Each line of the data holding "this" should be found and copied.
Entries shown Start Marker
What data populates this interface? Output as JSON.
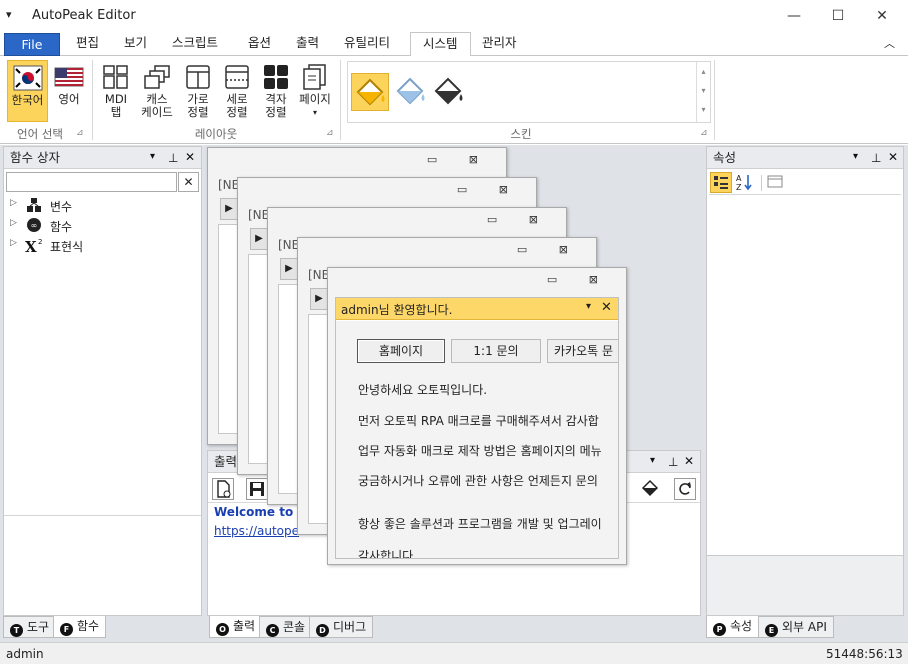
{
  "window": {
    "title": "AutoPeak Editor",
    "sysmenu": "▾",
    "min": "—",
    "max": "☐",
    "close": "✕"
  },
  "menu": {
    "file": "File",
    "tabs": [
      "편집",
      "보기",
      "스크립트",
      "옵션",
      "출력",
      "유틸리티",
      "시스템",
      "관리자"
    ],
    "collapse": "︿"
  },
  "ribbon": {
    "lang_korean": "한국어",
    "lang_english": "영어",
    "group_language": "언어 선택",
    "mdi_tab": [
      "MDI",
      "탭"
    ],
    "cascade": [
      "캐스",
      "케이드"
    ],
    "tile_h": [
      "가로",
      "정렬"
    ],
    "tile_v": [
      "세로",
      "정렬"
    ],
    "grid": [
      "격자",
      "정렬"
    ],
    "page": [
      "페이지",
      "▾"
    ],
    "group_layout": "레이아웃",
    "group_skin": "스킨",
    "launcher": "⊿"
  },
  "left_panel": {
    "title": "함수 상자",
    "search_placeholder": "",
    "clear": "✕",
    "tree": [
      {
        "expander": "▷",
        "label": "변수"
      },
      {
        "expander": "▷",
        "label": "함수"
      },
      {
        "expander": "▷",
        "label": "표현식"
      }
    ],
    "tabs": [
      {
        "badge": "T",
        "label": "도구"
      },
      {
        "badge": "F",
        "label": "함수"
      }
    ]
  },
  "right_panel": {
    "title": "속성",
    "tabs": [
      {
        "badge": "P",
        "label": "속성"
      },
      {
        "badge": "E",
        "label": "외부 API"
      }
    ]
  },
  "panel_controls": {
    "dropdown": "▾",
    "pin": "⊥",
    "close": "✕"
  },
  "children": {
    "nb_label": "[NE",
    "buttons": "▭ ⊠",
    "play": "▶"
  },
  "output_panel": {
    "title": "출력",
    "welcome": "Welcome to Au",
    "link": "https://autope",
    "tabs": [
      {
        "badge": "O",
        "label": "출력"
      },
      {
        "badge": "C",
        "label": "콘솔"
      },
      {
        "badge": "D",
        "label": "디버그"
      }
    ]
  },
  "welcome_dialog": {
    "header": "admin님 환영합니다.",
    "dropdown": "▾",
    "close": "✕",
    "buttons": [
      "홈페이지",
      "1:1 문의",
      "카카오톡 문"
    ],
    "lines": [
      "안녕하세요 오토픽입니다.",
      "먼저 오토픽 RPA 매크로를 구매해주셔서 감사합",
      "업무 자동화 매크로 제작 방법은 홈페이지의 메뉴",
      "궁금하시거나 오류에 관한 사항은 언제든지 문의",
      "",
      "항상 좋은 솔루션과 프로그램을 개발 및 업그레이",
      "감사합니다"
    ]
  },
  "statusbar": {
    "user": "admin",
    "coords": "51448:56:13"
  },
  "colors": {
    "accent": "#2b67c6",
    "selected": "#fcd35b",
    "dialog_header": "#fdd868"
  }
}
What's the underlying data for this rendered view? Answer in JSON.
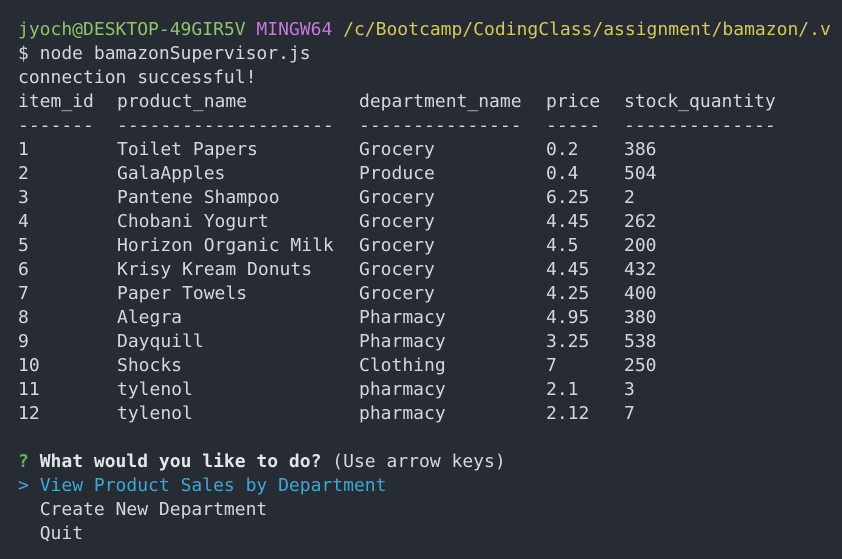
{
  "prompt": {
    "user_host": "jyoch@DESKTOP-49GIR5V",
    "system": "MINGW64",
    "path": "/c/Bootcamp/CodingClass/assignment/bamazon/.v"
  },
  "command": "$ node bamazonSupervisor.js",
  "status": "connection successful!",
  "table": {
    "headers": [
      "item_id",
      "product_name",
      "department_name",
      "price",
      "stock_quantity"
    ],
    "separators": [
      "-------",
      "--------------------",
      "---------------",
      "-----",
      "--------------"
    ],
    "rows": [
      [
        "1",
        "Toilet Papers",
        "Grocery",
        "0.2",
        "386"
      ],
      [
        "2",
        "GalaApples",
        "Produce",
        "0.4",
        "504"
      ],
      [
        "3",
        "Pantene Shampoo",
        "Grocery",
        "6.25",
        "2"
      ],
      [
        "4",
        "Chobani Yogurt",
        "Grocery",
        "4.45",
        "262"
      ],
      [
        "5",
        "Horizon Organic Milk",
        "Grocery",
        "4.5",
        "200"
      ],
      [
        "6",
        "Krisy Kream Donuts",
        "Grocery",
        "4.45",
        "432"
      ],
      [
        "7",
        "Paper Towels",
        "Grocery",
        "4.25",
        "400"
      ],
      [
        "8",
        "Alegra",
        "Pharmacy",
        "4.95",
        "380"
      ],
      [
        "9",
        "Dayquill",
        "Pharmacy",
        "3.25",
        "538"
      ],
      [
        "10",
        "Shocks",
        "Clothing",
        "7",
        "250"
      ],
      [
        "11",
        "tylenol",
        "pharmacy",
        "2.1",
        "3"
      ],
      [
        "12",
        "tylenol",
        "pharmacy",
        "2.12",
        "7"
      ]
    ]
  },
  "question": {
    "mark": "?",
    "text": "What would you like to do?",
    "hint": "(Use arrow keys)"
  },
  "choices": {
    "pointer": ">",
    "selected": "View Product Sales by Department",
    "items": [
      "Create New Department",
      "Quit"
    ]
  },
  "colors": {
    "background": "#272b33",
    "user_host": "#8fc36d",
    "system": "#c678dd",
    "path": "#d6c85a",
    "selected_choice": "#3fa7d6",
    "question_mark": "#5fb65a"
  }
}
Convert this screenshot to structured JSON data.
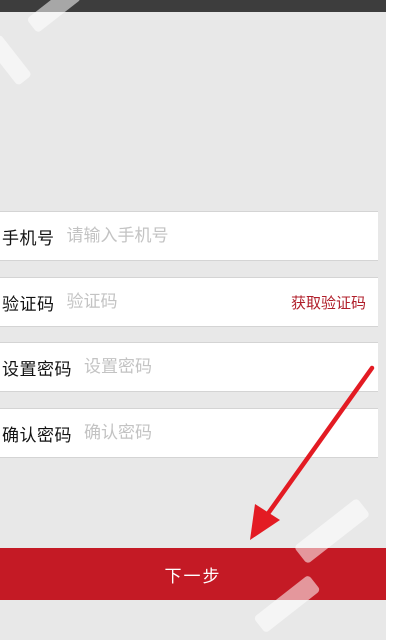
{
  "form": {
    "phone": {
      "label": "手机号",
      "placeholder": "请输入手机号",
      "value": ""
    },
    "code": {
      "label": "验证码",
      "placeholder": "验证码",
      "value": "",
      "action": "获取验证码"
    },
    "password": {
      "label": "设置密码",
      "placeholder": "设置密码",
      "value": ""
    },
    "confirm": {
      "label": "确认密码",
      "placeholder": "确认密码",
      "value": ""
    }
  },
  "next_button": {
    "label": "下一步"
  },
  "colors": {
    "primary": "#c41a25",
    "background": "#e8e8e8",
    "placeholder": "#c3c3c3",
    "arrow": "#e31b23"
  },
  "icons": {
    "annotation": "red-arrow-icon"
  }
}
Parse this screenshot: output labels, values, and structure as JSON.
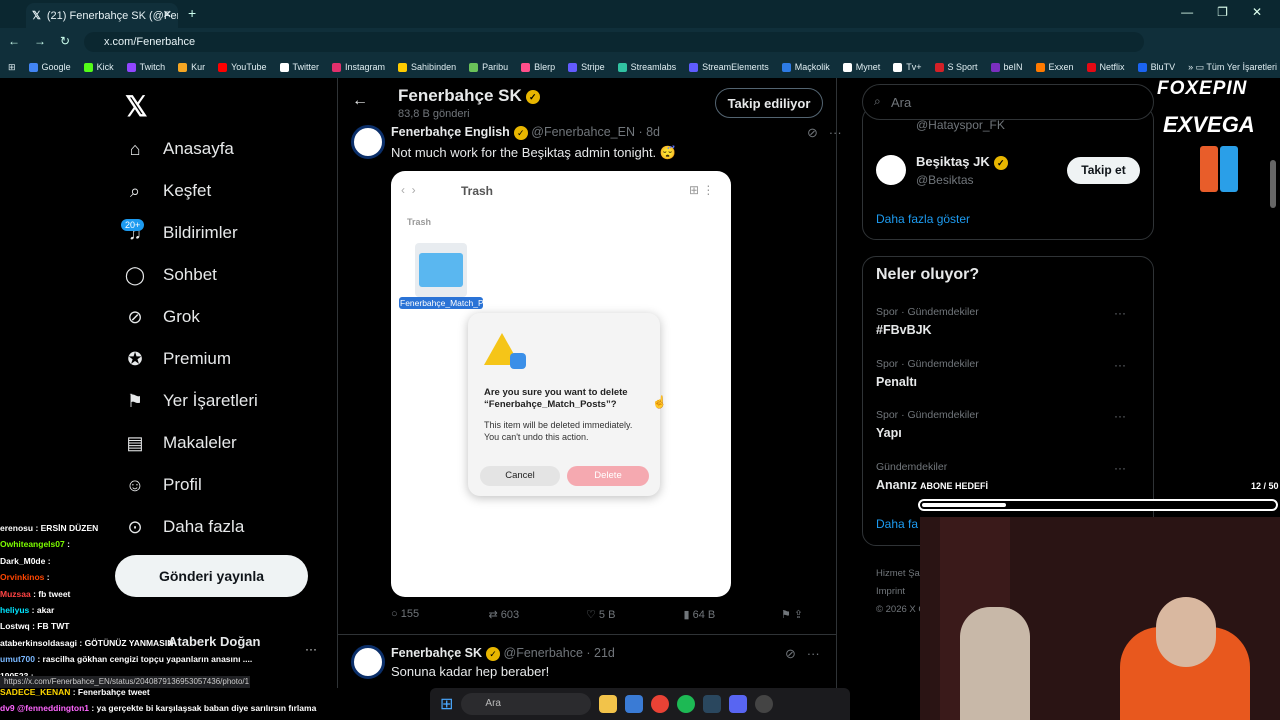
{
  "browser": {
    "tab_title": "(21) Fenerbahçe SK (@Fenerbal",
    "url": "x.com/Fenerbahce",
    "bookmarks": [
      "Google",
      "Kick",
      "Twitch",
      "Kur",
      "YouTube",
      "Twitter",
      "Instagram",
      "Sahibinden",
      "Paribu",
      "Blerp",
      "Stripe",
      "Streamlabs",
      "StreamElements",
      "Maçkolik",
      "Mynet",
      "Tv+",
      "S Sport",
      "beIN",
      "Exxen",
      "Netflix",
      "BluTV"
    ],
    "all_bookmarks": "Tüm Yer İşaretleri"
  },
  "nav": {
    "items": [
      "Anasayfa",
      "Keşfet",
      "Bildirimler",
      "Sohbet",
      "Grok",
      "Premium",
      "Yer İşaretleri",
      "Makaleler",
      "Profil",
      "Daha fazla"
    ],
    "notif_badge": "20+",
    "post_button": "Gönderi yayınla",
    "account_name": "Ataberk Doğan"
  },
  "profile": {
    "name": "Fenerbahçe SK",
    "posts": "83,8 B gönderi",
    "follow_button": "Takip ediliyor"
  },
  "tweet1": {
    "name": "Fenerbahçe English",
    "handle": "@Fenerbahce_EN · 8d",
    "text": "Not much work for the Beşiktaş admin tonight. 😴",
    "replies": "155",
    "retweets": "603",
    "likes": "5 B",
    "views": "64 B"
  },
  "media": {
    "window_title": "Trash",
    "section": "Trash",
    "folder_name": "Fenerbahçe_Match_Posts",
    "dialog_title": "Are you sure you want to delete “Fenerbahçe_Match_Posts”?",
    "dialog_body": "This item will be deleted immediately. You can't undo this action.",
    "cancel": "Cancel",
    "delete": "Delete"
  },
  "tweet2": {
    "name": "Fenerbahçe SK",
    "handle": "@Fenerbahce · 21d",
    "text": "Sonuna kadar hep beraber!"
  },
  "right": {
    "search_placeholder": "Ara",
    "partial_handle": "@Hatayspor_FK",
    "suggest_name": "Beşiktaş JK",
    "suggest_handle": "@Besiktas",
    "suggest_button": "Takip et",
    "show_more": "Daha fazla göster",
    "trends_title": "Neler oluyor?",
    "trends": [
      {
        "meta": "Spor · Gündemdekiler",
        "name": "#FBvBJK"
      },
      {
        "meta": "Spor · Gündemdekiler",
        "name": "Penaltı"
      },
      {
        "meta": "Spor · Gündemdekiler",
        "name": "Yapı"
      },
      {
        "meta": "Gündemdekiler",
        "name": "Ananız"
      }
    ],
    "show_more_2": "Daha fa",
    "footer_1": "Hizmet Şar",
    "footer_2": "Imprint",
    "footer_3": "© 2026 X C"
  },
  "stream": {
    "sponsor1": "FOXEPIN",
    "sponsor2": "EXVEGA",
    "sub_goal_label": "ABONE HEDEFİ",
    "sub_goal_count": "12 / 50",
    "sub_goal_progress": 0.24,
    "chat": [
      {
        "user": "erenosu",
        "msg": "ERSİN DÜZEN",
        "color": "#ffffff"
      },
      {
        "user": "Owhiteangels07",
        "msg": "",
        "color": "#7cfc00"
      },
      {
        "user": "Dark_M0de",
        "msg": "",
        "color": "#ffffff"
      },
      {
        "user": "Orvinkinos",
        "msg": "",
        "color": "#ff4500"
      },
      {
        "user": "Muzsaa",
        "msg": "fb tweet",
        "color": "#ff4444"
      },
      {
        "user": "heliyus",
        "msg": "akar",
        "color": "#00e5ff"
      },
      {
        "user": "Lostwq",
        "msg": "FB TWT",
        "color": "#ffffff"
      },
      {
        "user": "ataberkinsoldasagi",
        "msg": "GÖTÜNÜZ YANMASIN",
        "color": "#ffffff"
      },
      {
        "user": "umut700",
        "msg": "rascilha gökhan cengizi topçu yapanların anasını ....",
        "color": "#7ab8ff"
      },
      {
        "user": "190523",
        "msg": "",
        "color": "#ffffff"
      },
      {
        "user": "SADECE_KENAN",
        "msg": "Fenerbahçe tweet",
        "color": "#ffd700"
      },
      {
        "user": "dv9 @fenneddington1",
        "msg": "ya gerçekte bi karşılaşsak baban diye sarılırsın fırlama",
        "color": "#ff66ff"
      }
    ],
    "status_url": "https://x.com/Fenerbahce_EN/status/2040879136953057436/photo/1"
  },
  "taskbar": {
    "search": "Ara"
  }
}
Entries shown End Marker
Task result:
What data populates this interface? Output as JSON.
What's the underlying data for this rendered view? Answer in JSON.
Convert this screenshot to structured JSON data.
Parse this screenshot: output labels, values, and structure as JSON.
    "dialog_body": "This item will be deleted immediately. You can't undo this action.",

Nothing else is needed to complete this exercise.